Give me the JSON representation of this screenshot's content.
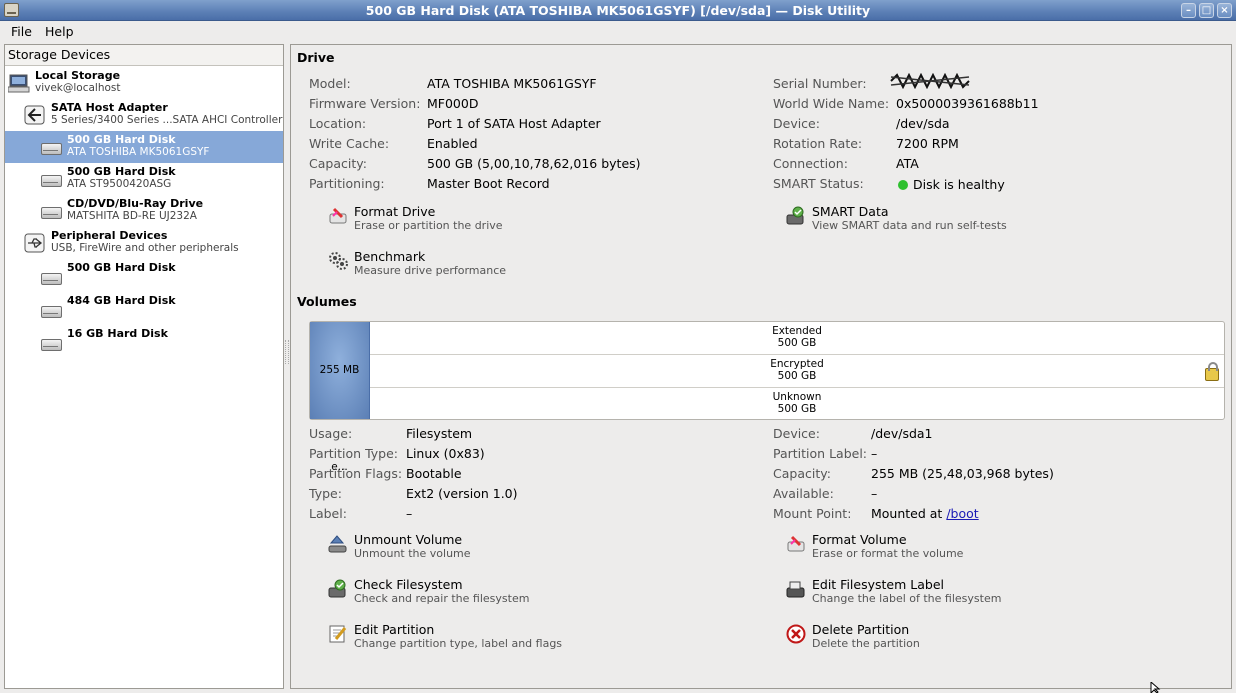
{
  "window": {
    "title": "500 GB Hard Disk (ATA TOSHIBA MK5061GSYF) [/dev/sda] — Disk Utility"
  },
  "menu": {
    "file": "File",
    "help": "Help"
  },
  "sidebar": {
    "header": "Storage Devices",
    "items": [
      {
        "title": "Local Storage",
        "subtitle": "vivek@localhost",
        "icon": "computer-icon"
      },
      {
        "title": "SATA Host Adapter",
        "subtitle": "5 Series/3400 Series ...SATA AHCI Controller",
        "icon": "host-adapter-icon"
      },
      {
        "title": "500 GB Hard Disk",
        "subtitle": "ATA TOSHIBA MK5061GSYF",
        "icon": "hard-disk-icon",
        "selected": true
      },
      {
        "title": "500 GB Hard Disk",
        "subtitle": "ATA ST9500420ASG",
        "icon": "hard-disk-icon"
      },
      {
        "title": "CD/DVD/Blu-Ray Drive",
        "subtitle": "MATSHITA BD-RE UJ232A",
        "icon": "optical-drive-icon"
      },
      {
        "title": "Peripheral Devices",
        "subtitle": "USB, FireWire and other peripherals",
        "icon": "usb-icon"
      },
      {
        "title": "500 GB Hard Disk",
        "subtitle": "",
        "icon": "hard-disk-icon"
      },
      {
        "title": "484 GB Hard Disk",
        "subtitle": "",
        "icon": "hard-disk-icon"
      },
      {
        "title": "16 GB Hard Disk",
        "subtitle": "",
        "icon": "hard-disk-icon"
      }
    ]
  },
  "drive": {
    "section_title": "Drive",
    "left": [
      {
        "label": "Model:",
        "value": "ATA TOSHIBA MK5061GSYF"
      },
      {
        "label": "Firmware Version:",
        "value": "MF000D"
      },
      {
        "label": "Location:",
        "value": "Port 1 of SATA Host Adapter"
      },
      {
        "label": "Write Cache:",
        "value": "Enabled"
      },
      {
        "label": "Capacity:",
        "value": "500 GB (5,00,10,78,62,016 bytes)"
      },
      {
        "label": "Partitioning:",
        "value": "Master Boot Record"
      }
    ],
    "right": [
      {
        "label": "Serial Number:",
        "value": ""
      },
      {
        "label": "World Wide Name:",
        "value": "0x5000039361688b11"
      },
      {
        "label": "Device:",
        "value": "/dev/sda"
      },
      {
        "label": "Rotation Rate:",
        "value": "7200 RPM"
      },
      {
        "label": "Connection:",
        "value": "ATA"
      },
      {
        "label": "SMART Status:",
        "value": "Disk is healthy"
      }
    ],
    "actions": {
      "format": {
        "name": "Format Drive",
        "desc": "Erase or partition the drive"
      },
      "smart": {
        "name": "SMART Data",
        "desc": "View SMART data and run self-tests"
      },
      "benchmark": {
        "name": "Benchmark",
        "desc": "Measure drive performance"
      }
    }
  },
  "volumes": {
    "section_title": "Volumes",
    "first_partition": "255 MB e...",
    "rows": [
      {
        "name": "Extended",
        "size": "500 GB"
      },
      {
        "name": "Encrypted",
        "size": "500 GB"
      },
      {
        "name": "Unknown",
        "size": "500 GB"
      }
    ],
    "left": [
      {
        "label": "Usage:",
        "value": "Filesystem"
      },
      {
        "label": "Partition Type:",
        "value": "Linux (0x83)"
      },
      {
        "label": "Partition Flags:",
        "value": "Bootable"
      },
      {
        "label": "Type:",
        "value": "Ext2 (version 1.0)"
      },
      {
        "label": "Label:",
        "value": "–"
      }
    ],
    "right": [
      {
        "label": "Device:",
        "value": "/dev/sda1"
      },
      {
        "label": "Partition Label:",
        "value": "–"
      },
      {
        "label": "Capacity:",
        "value": "255 MB (25,48,03,968 bytes)"
      },
      {
        "label": "Available:",
        "value": "–"
      },
      {
        "label": "Mount Point:",
        "value": "Mounted at",
        "link": "/boot"
      }
    ],
    "actions": {
      "unmount": {
        "name": "Unmount Volume",
        "desc": "Unmount the volume"
      },
      "format": {
        "name": "Format Volume",
        "desc": "Erase or format the volume"
      },
      "check": {
        "name": "Check Filesystem",
        "desc": "Check and repair the filesystem"
      },
      "label": {
        "name": "Edit Filesystem Label",
        "desc": "Change the label of the filesystem"
      },
      "edit": {
        "name": "Edit Partition",
        "desc": "Change partition type, label and flags"
      },
      "delete": {
        "name": "Delete Partition",
        "desc": "Delete the partition"
      }
    }
  },
  "colors": {
    "selection": "#86a8d8",
    "titlebar": "#5b7fb5",
    "healthy": "#2ec02e",
    "link": "#1a1ab5"
  }
}
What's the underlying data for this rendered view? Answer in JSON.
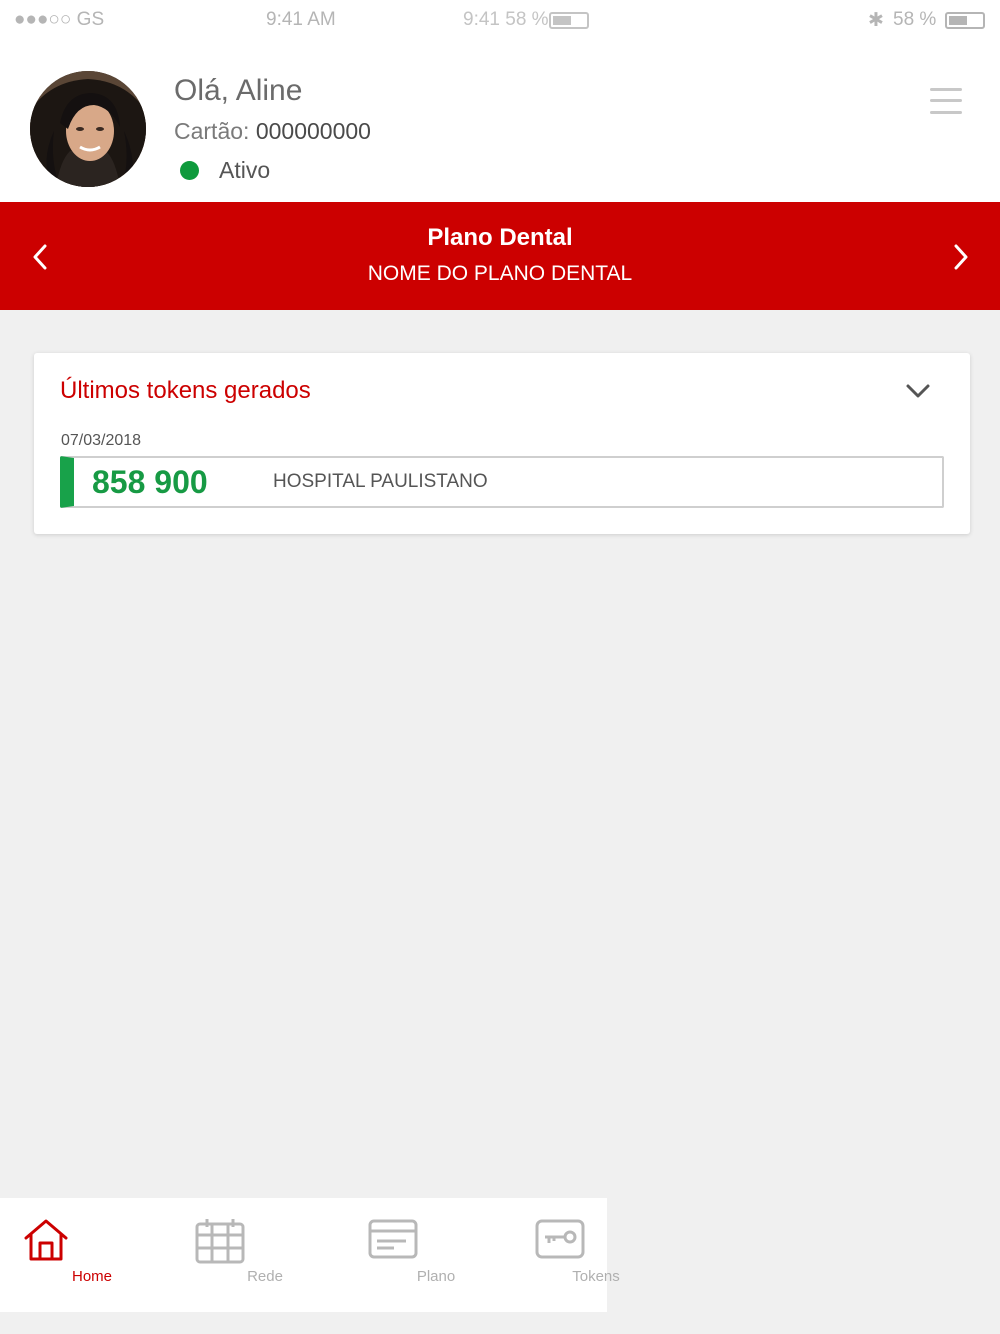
{
  "status_bar": {
    "carrier": "●●●○○ GS",
    "time": "9:41 AM",
    "ghost_text": "9:41 58 %",
    "bluetooth_glyph": "✱",
    "battery_text": "58 %"
  },
  "profile": {
    "greeting": "Olá, Aline",
    "card_label": "Cartão:",
    "card_number": "000000000",
    "status": "Ativo",
    "status_color": "#0e9a3c"
  },
  "plan": {
    "title": "Plano Dental",
    "name": "NOME DO PLANO DENTAL",
    "color": "#cc0000"
  },
  "tokens_card": {
    "title": "Últimos tokens gerados",
    "items": [
      {
        "date": "07/03/2018",
        "code": "858 900",
        "place": "HOSPITAL PAULISTANO"
      }
    ]
  },
  "tabbar": {
    "items": [
      {
        "label": "Home",
        "icon": "home-icon",
        "active": true
      },
      {
        "label": "Rede",
        "icon": "calendar-grid-icon",
        "active": false
      },
      {
        "label": "Plano",
        "icon": "card-icon",
        "active": false
      },
      {
        "label": "Tokens",
        "icon": "key-icon",
        "active": false
      }
    ]
  }
}
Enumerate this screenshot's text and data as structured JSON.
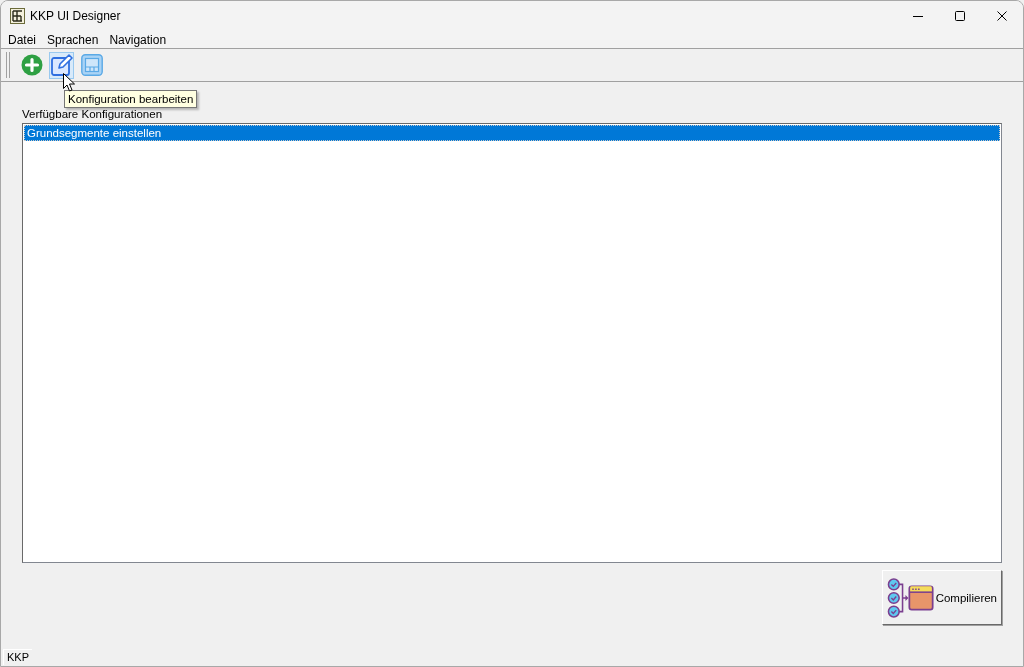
{
  "window": {
    "title": "KKP UI Designer"
  },
  "menu": [
    "Datei",
    "Sprachen",
    "Navigation"
  ],
  "toolbar": [
    {
      "kind": "add",
      "hovered": false
    },
    {
      "kind": "edit",
      "hovered": true
    },
    {
      "kind": "layout",
      "hovered": false
    }
  ],
  "tooltip": {
    "text": "Konfiguration bearbeiten"
  },
  "configurations": {
    "label": "Verfügbare Konfigurationen",
    "items": [
      {
        "label": "Grundsegmente einstellen",
        "selected": true
      }
    ]
  },
  "compile_button": {
    "label": "Compilieren"
  },
  "status_bar": {
    "text": "KKP"
  }
}
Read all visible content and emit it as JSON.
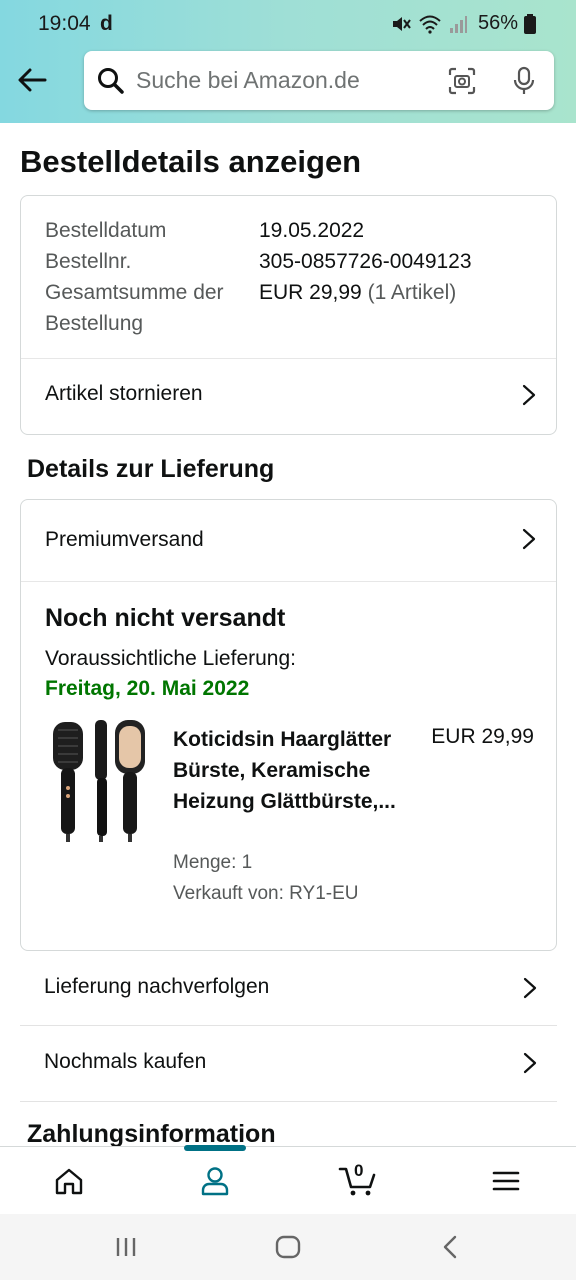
{
  "status_bar": {
    "time": "19:04",
    "carrier_glyph": "d",
    "battery": "56%"
  },
  "search": {
    "placeholder": "Suche bei Amazon.de"
  },
  "page": {
    "title": "Bestelldetails anzeigen"
  },
  "order_summary": {
    "rows": [
      {
        "label": "Bestelldatum",
        "value": "19.05.2022",
        "extra": ""
      },
      {
        "label": "Bestellnr.",
        "value": "305-0857726-0049123",
        "extra": ""
      },
      {
        "label": "Gesamtsumme der Bestellung",
        "value": "EUR 29,99",
        "extra": "(1 Artikel)"
      }
    ],
    "cancel_label": "Artikel stornieren"
  },
  "delivery": {
    "section_title": "Details zur Lieferung",
    "shipping_method": "Premiumversand",
    "status": "Noch nicht versandt",
    "eta_label": "Voraussichtliche Lieferung:",
    "eta_date": "Freitag, 20. Mai 2022",
    "item": {
      "title": "Koticidsin Haarglätter Bürste, Keramische Heizung Glättbürste,...",
      "price": "EUR 29,99",
      "quantity": "Menge: 1",
      "seller": "Verkauft von: RY1-EU"
    }
  },
  "actions": {
    "track": "Lieferung nachverfolgen",
    "buy_again": "Nochmals kaufen"
  },
  "payment": {
    "section_title": "Zahlungsinformation"
  },
  "bottom_nav": {
    "cart_count": "0",
    "items": [
      "home-icon",
      "account-icon",
      "cart-icon",
      "menu-icon"
    ]
  },
  "colors": {
    "header_gradient_start": "#84d8e0",
    "header_gradient_end": "#a9e4cd",
    "delivery_green": "#007600",
    "nav_active": "#007185"
  }
}
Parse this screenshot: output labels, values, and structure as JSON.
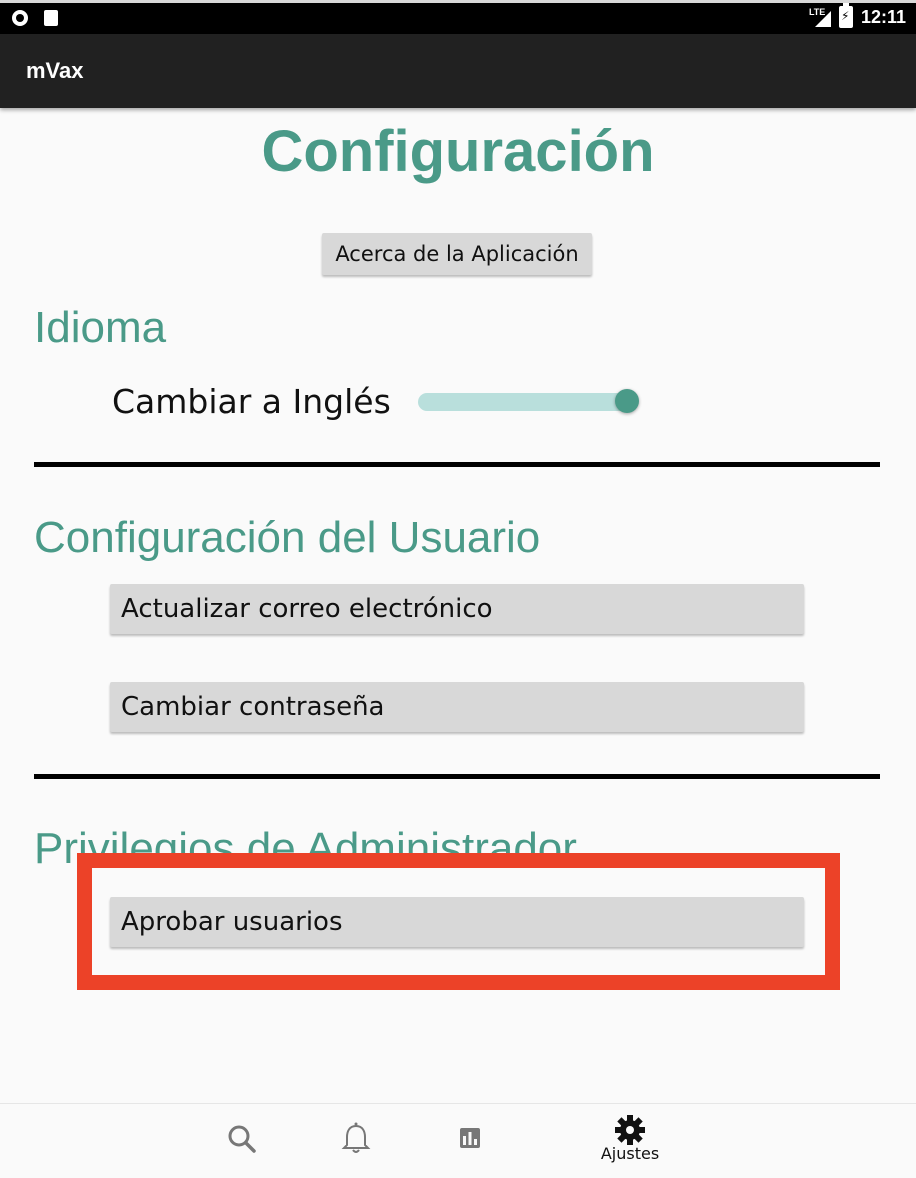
{
  "status_bar": {
    "time": "12:11",
    "network": "LTE"
  },
  "app_bar": {
    "title": "mVax"
  },
  "page": {
    "title": "Configuración",
    "about_button": "Acerca de la Aplicación"
  },
  "language": {
    "section_title": "Idioma",
    "toggle_label": "Cambiar a Inglés",
    "toggle_on": true
  },
  "user": {
    "section_title": "Configuración del Usuario",
    "update_email_button": "Actualizar correo electrónico",
    "change_password_button": "Cambiar contraseña"
  },
  "admin": {
    "section_title": "Privilegios de Administrador",
    "approve_users_button": "Aprobar usuarios"
  },
  "bottom_nav": {
    "items": [
      {
        "icon": "search-icon",
        "label": ""
      },
      {
        "icon": "bell-icon",
        "label": ""
      },
      {
        "icon": "bar-chart-icon",
        "label": ""
      },
      {
        "icon": "gear-icon",
        "label": "Ajustes"
      }
    ]
  },
  "colors": {
    "accent": "#4a9a88",
    "highlight_box": "#ec4228",
    "app_bar": "#212121"
  }
}
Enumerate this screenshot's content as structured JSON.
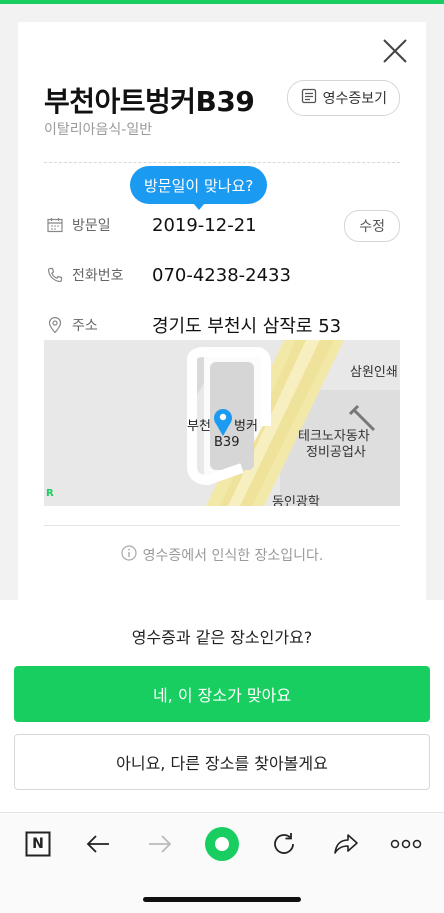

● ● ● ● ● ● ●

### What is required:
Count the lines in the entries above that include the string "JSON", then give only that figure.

### Output for this task:
6